BWH and the Department of Neurology mourn the loss of H. Richard Tyler, MD, former chief of the Division of Neurology and BWH’s first full-time neurologist. He passed away May 9 at the age of 88.
“Known as a brilliant clinician and memorable teacher, Dr. Tyler made enormous contributions to the Brigham community, its patients and the field of neurology,” said Martin Samuels, MD, chair of the Department of Neurology.
Dr. Tyler, who lived in Brookline, is credited with building BWH Neurology from the ground up, serving as chief from 1956 to 1988. Under Dr. Tyler’s leadership, the department added a major basic research program in 1985, led by Dennis Selkoe, MD, and Howard Weiner, MD, co-directors of the Ann Romney Center for Neurologic Diseases. The Neurology Division at BWH became an independent department in 1995.
Dr. Tyler received his MD from Washington University School of Medicine in 1951. He interned at the BWH predecessor Peter Bent Brigham Hospital in 1951, followed by a neurology residency at Boston City Hospital. He then spent two years abroad at The National Hospital for Neurology and Neurosurgery, Queen Square in London and at the Pitié-Salpêtrière Hospital in Paris. He later worked at The Johns Hopkins Hospital before returning to BWH in 1956. He was appointed professor of Neurology at Harvard Medical School in 1974 and became emeritus professor in 1999.
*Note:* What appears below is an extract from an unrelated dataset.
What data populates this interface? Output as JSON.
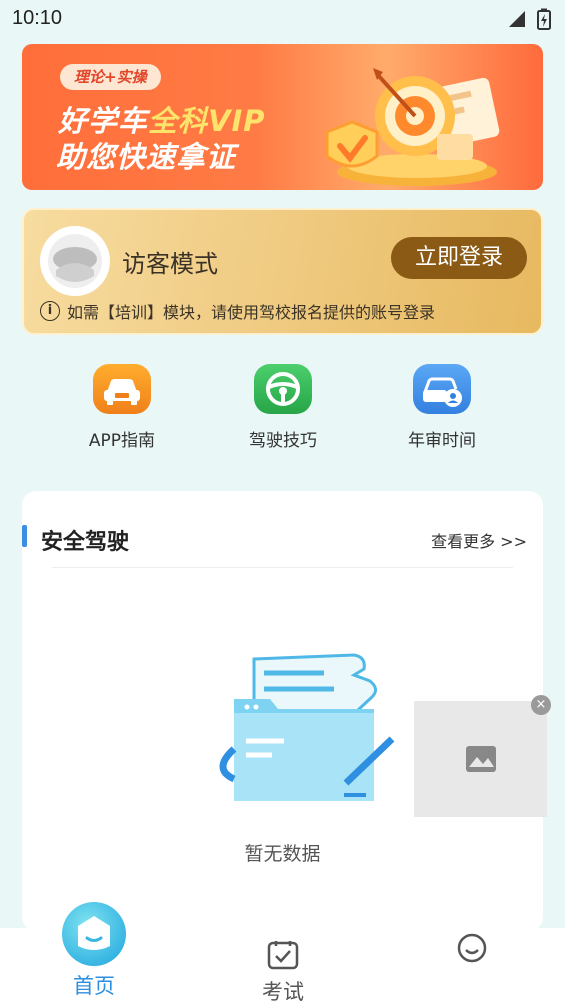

During his time as chief, Dr. Tyler helped to develop the field of renal neurology, based on his experience with early dialysis and organ transplantation. He also characterized the physiological basis of asterixis, one of the cardinal signs of metabolic encephalopathy, also known as brain disease, damage or malfunction. He was an expert in the neurological aspects of congenital heart disease in adults and the neurological aspects of alcohol and malnutrition.
He always felt that his greatest contribution was not his personal work but rather the generations of medical students, residents and faculty he trained—many of whom went on to assume major leadership positions in neurology, locally and throughout the nation.
After stepping down as chief in 1988, Dr. Tyler continued to maintain a busy neurology practice until 2015, and he remained a valued consultant for internists and neurologists. He continued to develop one of the great modern collections of books related to neurology and neuroscience.
Samuels said generations of Harvard Medical School students have vivid memories of Dr. Tyler’s prodigious teaching skills. He was one of the founders of the Harvard Longwood Neurology Training Program and recruited a group of distinguished neurologists to join him at BWH, including Selkoe and Weiner.
“Rick Tyler was the single most influential teacher in my quest to become an academic neurologist and to develop my career at BWH,” said Selkoe. “I will greatly miss his remarkable depth of insight into how brain diseases work and how to humanely care for those suffering chronic neurologic illnesses.”
Weiner said he learned neurology from Dr. Tyler at a time when all doctors had to work with were a patient’s medical history and physical exam.
“He was a master clinician who made neurology come alive for me,” Weiner said.
He is survived by his wife, Joyce; children Kenneth Tyler and wife, Lisa; Karen Tyler; Douglas Tyler and wife, Donna; and Lori Spisak and husband, Ken; 12 grandchildren; eight great-grandchildren; brother-in-law, Edward Colby; nephews David and Geoffrey Colby; and many friends and colleagues.